YOUR GOAL | Copy out the entries that follow, exactly as written.

MATERIAL TO PROCESS |
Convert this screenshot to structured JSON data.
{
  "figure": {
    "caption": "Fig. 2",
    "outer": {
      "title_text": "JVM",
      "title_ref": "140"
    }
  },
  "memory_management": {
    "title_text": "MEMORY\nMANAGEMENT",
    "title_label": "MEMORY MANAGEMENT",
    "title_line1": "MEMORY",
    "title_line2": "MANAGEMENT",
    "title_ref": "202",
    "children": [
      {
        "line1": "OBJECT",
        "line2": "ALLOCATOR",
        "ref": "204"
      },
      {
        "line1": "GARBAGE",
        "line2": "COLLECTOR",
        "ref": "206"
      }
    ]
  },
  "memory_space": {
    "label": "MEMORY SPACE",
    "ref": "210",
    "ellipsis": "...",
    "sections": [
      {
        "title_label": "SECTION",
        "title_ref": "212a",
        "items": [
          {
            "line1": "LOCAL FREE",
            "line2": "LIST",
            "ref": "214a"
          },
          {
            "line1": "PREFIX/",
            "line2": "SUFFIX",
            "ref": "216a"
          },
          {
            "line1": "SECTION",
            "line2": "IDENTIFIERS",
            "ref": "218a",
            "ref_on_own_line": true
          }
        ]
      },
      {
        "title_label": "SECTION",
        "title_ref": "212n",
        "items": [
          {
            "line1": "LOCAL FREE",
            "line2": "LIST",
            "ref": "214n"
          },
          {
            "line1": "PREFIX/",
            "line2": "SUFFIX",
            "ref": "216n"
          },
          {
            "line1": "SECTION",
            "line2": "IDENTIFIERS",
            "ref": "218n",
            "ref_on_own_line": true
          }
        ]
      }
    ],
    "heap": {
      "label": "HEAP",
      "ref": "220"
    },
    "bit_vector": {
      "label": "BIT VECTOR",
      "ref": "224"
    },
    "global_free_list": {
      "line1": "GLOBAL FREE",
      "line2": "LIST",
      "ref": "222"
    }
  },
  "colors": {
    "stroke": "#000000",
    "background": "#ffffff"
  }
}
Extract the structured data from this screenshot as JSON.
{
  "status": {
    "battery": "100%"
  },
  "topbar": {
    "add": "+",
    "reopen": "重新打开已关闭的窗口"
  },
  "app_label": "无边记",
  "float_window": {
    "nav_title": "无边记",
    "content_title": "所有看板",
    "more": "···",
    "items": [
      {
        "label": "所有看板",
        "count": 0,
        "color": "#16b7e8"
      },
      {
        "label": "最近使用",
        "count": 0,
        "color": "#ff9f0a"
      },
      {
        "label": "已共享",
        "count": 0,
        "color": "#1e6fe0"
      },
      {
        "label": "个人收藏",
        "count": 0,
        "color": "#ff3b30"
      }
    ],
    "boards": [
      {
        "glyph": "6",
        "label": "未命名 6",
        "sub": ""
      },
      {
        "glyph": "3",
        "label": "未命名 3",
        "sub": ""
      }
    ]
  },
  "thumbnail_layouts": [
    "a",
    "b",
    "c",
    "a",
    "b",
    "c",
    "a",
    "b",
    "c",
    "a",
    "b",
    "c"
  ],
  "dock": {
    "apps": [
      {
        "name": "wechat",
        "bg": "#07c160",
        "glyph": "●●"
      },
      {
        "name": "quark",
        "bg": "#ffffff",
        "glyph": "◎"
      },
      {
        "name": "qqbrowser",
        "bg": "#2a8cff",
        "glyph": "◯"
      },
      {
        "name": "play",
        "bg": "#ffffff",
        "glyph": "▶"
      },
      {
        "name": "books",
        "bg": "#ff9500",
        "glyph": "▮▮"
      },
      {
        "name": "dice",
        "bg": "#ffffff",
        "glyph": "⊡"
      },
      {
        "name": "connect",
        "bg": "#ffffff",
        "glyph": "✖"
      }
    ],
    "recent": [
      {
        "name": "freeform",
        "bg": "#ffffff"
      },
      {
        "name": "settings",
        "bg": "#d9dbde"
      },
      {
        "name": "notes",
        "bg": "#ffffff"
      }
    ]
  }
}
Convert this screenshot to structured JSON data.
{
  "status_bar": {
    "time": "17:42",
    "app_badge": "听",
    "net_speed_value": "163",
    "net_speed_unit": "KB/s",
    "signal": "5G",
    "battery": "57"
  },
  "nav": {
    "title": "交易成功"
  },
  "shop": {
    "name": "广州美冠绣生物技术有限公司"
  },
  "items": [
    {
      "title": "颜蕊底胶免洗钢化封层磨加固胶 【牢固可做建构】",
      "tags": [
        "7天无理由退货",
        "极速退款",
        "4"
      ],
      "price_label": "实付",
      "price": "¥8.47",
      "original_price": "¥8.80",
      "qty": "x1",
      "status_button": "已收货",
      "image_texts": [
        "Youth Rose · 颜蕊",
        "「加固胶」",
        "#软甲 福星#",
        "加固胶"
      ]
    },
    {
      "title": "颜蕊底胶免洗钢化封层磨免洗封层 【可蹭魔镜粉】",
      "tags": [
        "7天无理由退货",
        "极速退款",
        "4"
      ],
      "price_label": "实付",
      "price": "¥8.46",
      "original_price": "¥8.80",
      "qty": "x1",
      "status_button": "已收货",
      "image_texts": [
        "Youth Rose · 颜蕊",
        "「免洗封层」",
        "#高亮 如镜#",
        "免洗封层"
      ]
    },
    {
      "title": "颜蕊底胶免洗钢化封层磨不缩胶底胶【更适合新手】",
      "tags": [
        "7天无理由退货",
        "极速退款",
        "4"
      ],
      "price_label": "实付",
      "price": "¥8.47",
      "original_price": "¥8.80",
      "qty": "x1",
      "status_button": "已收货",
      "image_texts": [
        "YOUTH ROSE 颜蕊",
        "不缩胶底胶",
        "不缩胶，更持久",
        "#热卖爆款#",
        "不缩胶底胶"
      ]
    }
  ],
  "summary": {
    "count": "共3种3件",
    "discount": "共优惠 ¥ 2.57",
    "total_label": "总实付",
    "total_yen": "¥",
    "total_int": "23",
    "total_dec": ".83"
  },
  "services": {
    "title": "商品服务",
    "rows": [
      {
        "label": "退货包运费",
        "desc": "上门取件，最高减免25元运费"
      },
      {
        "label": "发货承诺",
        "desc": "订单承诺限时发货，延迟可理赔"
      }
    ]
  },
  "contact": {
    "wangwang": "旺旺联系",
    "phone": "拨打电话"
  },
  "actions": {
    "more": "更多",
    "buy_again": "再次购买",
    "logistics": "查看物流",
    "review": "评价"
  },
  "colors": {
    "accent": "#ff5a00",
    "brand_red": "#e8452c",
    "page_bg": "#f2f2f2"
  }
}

SOLUTION TO THIS TASK |
Convert this screenshot to structured JSON data.
{
  "figure": {
    "caption": "Fig. 2",
    "outer": {
      "title_text": "JVM",
      "title_ref": "140"
    }
  },
  "memory_management": {
    "title_text": "MEMORY\nMANAGEMENT",
    "title_label": "MEMORY MANAGEMENT",
    "title_line1": "MEMORY",
    "title_line2": "MANAGEMENT",
    "title_ref": "202",
    "children": [
      {
        "line1": "OBJECT",
        "line2": "ALLOCATOR",
        "ref": "204"
      },
      {
        "line1": "GARBAGE",
        "line2": "COLLECTOR",
        "ref": "206"
      }
    ]
  },
  "memory_space": {
    "label": "MEMORY SPACE",
    "ref": "210",
    "ellipsis": "...",
    "sections": [
      {
        "title_label": "SECTION",
        "title_ref": "212a",
        "items": [
          {
            "line1": "LOCAL FREE",
            "line2": "LIST",
            "ref": "214a"
          },
          {
            "line1": "PREFIX/",
            "line2": "SUFFIX",
            "ref": "216a"
          },
          {
            "line1": "SECTION",
            "line2": "IDENTIFIERS",
            "ref": "218a",
            "ref_on_own_line": true
          }
        ]
      },
      {
        "title_label": "SECTION",
        "title_ref": "212n",
        "items": [
          {
            "line1": "LOCAL FREE",
            "line2": "LIST",
            "ref": "214n"
          },
          {
            "line1": "PREFIX/",
            "line2": "SUFFIX",
            "ref": "216n"
          },
          {
            "line1": "SECTION",
            "line2": "IDENTIFIERS",
            "ref": "218n",
            "ref_on_own_line": true
          }
        ]
      }
    ],
    "heap": {
      "label": "HEAP",
      "ref": "220"
    },
    "bit_vector": {
      "label": "BIT VECTOR",
      "ref": "224"
    },
    "global_free_list": {
      "line1": "GLOBAL FREE",
      "line2": "LIST",
      "ref": "222"
    }
  },
  "colors": {
    "stroke": "#000000",
    "background": "#ffffff"
  }
}
Extract the structured data from this screenshot as JSON.
{
  "status": {
    "battery": "100%"
  },
  "topbar": {
    "add": "+",
    "reopen": "重新打开已关闭的窗口"
  },
  "app_label": "无边记",
  "float_window": {
    "nav_title": "无边记",
    "content_title": "所有看板",
    "more": "···",
    "items": [
      {
        "label": "所有看板",
        "count": 0,
        "color": "#16b7e8"
      },
      {
        "label": "最近使用",
        "count": 0,
        "color": "#ff9f0a"
      },
      {
        "label": "已共享",
        "count": 0,
        "color": "#1e6fe0"
      },
      {
        "label": "个人收藏",
        "count": 0,
        "color": "#ff3b30"
      }
    ],
    "boards": [
      {
        "glyph": "6",
        "label": "未命名 6",
        "sub": ""
      },
      {
        "glyph": "3",
        "label": "未命名 3",
        "sub": ""
      }
    ]
  },
  "thumbnail_layouts": [
    "a",
    "b",
    "c",
    "a",
    "b",
    "c",
    "a",
    "b",
    "c",
    "a",
    "b",
    "c"
  ],
  "dock": {
    "apps": [
      {
        "name": "wechat",
        "bg": "#07c160",
        "glyph": "●●"
      },
      {
        "name": "quark",
        "bg": "#ffffff",
        "glyph": "◎"
      },
      {
        "name": "qqbrowser",
        "bg": "#2a8cff",
        "glyph": "◯"
      },
      {
        "name": "play",
        "bg": "#ffffff",
        "glyph": "▶"
      },
      {
        "name": "books",
        "bg": "#ff9500",
        "glyph": "▮▮"
      },
      {
        "name": "dice",
        "bg": "#ffffff",
        "glyph": "⊡"
      },
      {
        "name": "connect",
        "bg": "#ffffff",
        "glyph": "✖"
      }
    ],
    "recent": [
      {
        "name": "freeform",
        "bg": "#ffffff"
      },
      {
        "name": "settings",
        "bg": "#d9dbde"
      },
      {
        "name": "notes",
        "bg": "#ffffff"
      }
    ]
  }
}
Convert this screenshot to structured JSON data.
{
  "status_bar": {
    "time": "17:42",
    "app_badge": "听",
    "net_speed_value": "163",
    "net_speed_unit": "KB/s",
    "signal": "5G",
    "battery": "57"
  },
  "nav": {
    "title": "交易成功"
  },
  "shop": {
    "name": "广州美冠绣生物技术有限公司"
  },
  "items": [
    {
      "title": "颜蕊底胶免洗钢化封层磨加固胶 【牢固可做建构】",
      "tags": [
        "7天无理由退货",
        "极速退款",
        "4"
      ],
      "price_label": "实付",
      "price": "¥8.47",
      "original_price": "¥8.80",
      "qty": "x1",
      "status_button": "已收货",
      "image_texts": [
        "Youth Rose · 颜蕊",
        "「加固胶」",
        "#软甲 福星#",
        "加固胶"
      ]
    },
    {
      "title": "颜蕊底胶免洗钢化封层磨免洗封层 【可蹭魔镜粉】",
      "tags": [
        "7天无理由退货",
        "极速退款",
        "4"
      ],
      "price_label": "实付",
      "price": "¥8.46",
      "original_price": "¥8.80",
      "qty": "x1",
      "status_button": "已收货",
      "image_texts": [
        "Youth Rose · 颜蕊",
        "「免洗封层」",
        "#高亮 如镜#",
        "免洗封层"
      ]
    },
    {
      "title": "颜蕊底胶免洗钢化封层磨不缩胶底胶【更适合新手】",
      "tags": [
        "7天无理由退货",
        "极速退款",
        "4"
      ],
      "price_label": "实付",
      "price": "¥8.47",
      "original_price": "¥8.80",
      "qty": "x1",
      "status_button": "已收货",
      "image_texts": [
        "YOUTH ROSE 颜蕊",
        "不缩胶底胶",
        "不缩胶，更持久",
        "#热卖爆款#",
        "不缩胶底胶"
      ]
    }
  ],
  "summary": {
    "count": "共3种3件",
    "discount": "共优惠 ¥ 2.57",
    "total_label": "总实付",
    "total_yen": "¥",
    "total_int": "23",
    "total_dec": ".83"
  },
  "services": {
    "title": "商品服务",
    "rows": [
      {
        "label": "退货包运费",
        "desc": "上门取件，最高减免25元运费"
      },
      {
        "label": "发货承诺",
        "desc": "订单承诺限时发货，延迟可理赔"
      }
    ]
  },
  "contact": {
    "wangwang": "旺旺联系",
    "phone": "拨打电话"
  },
  "actions": {
    "more": "更多",
    "buy_again": "再次购买",
    "logistics": "查看物流",
    "review": "评价"
  },
  "colors": {
    "accent": "#ff5a00",
    "brand_red": "#e8452c",
    "page_bg": "#f2f2f2"
  }
}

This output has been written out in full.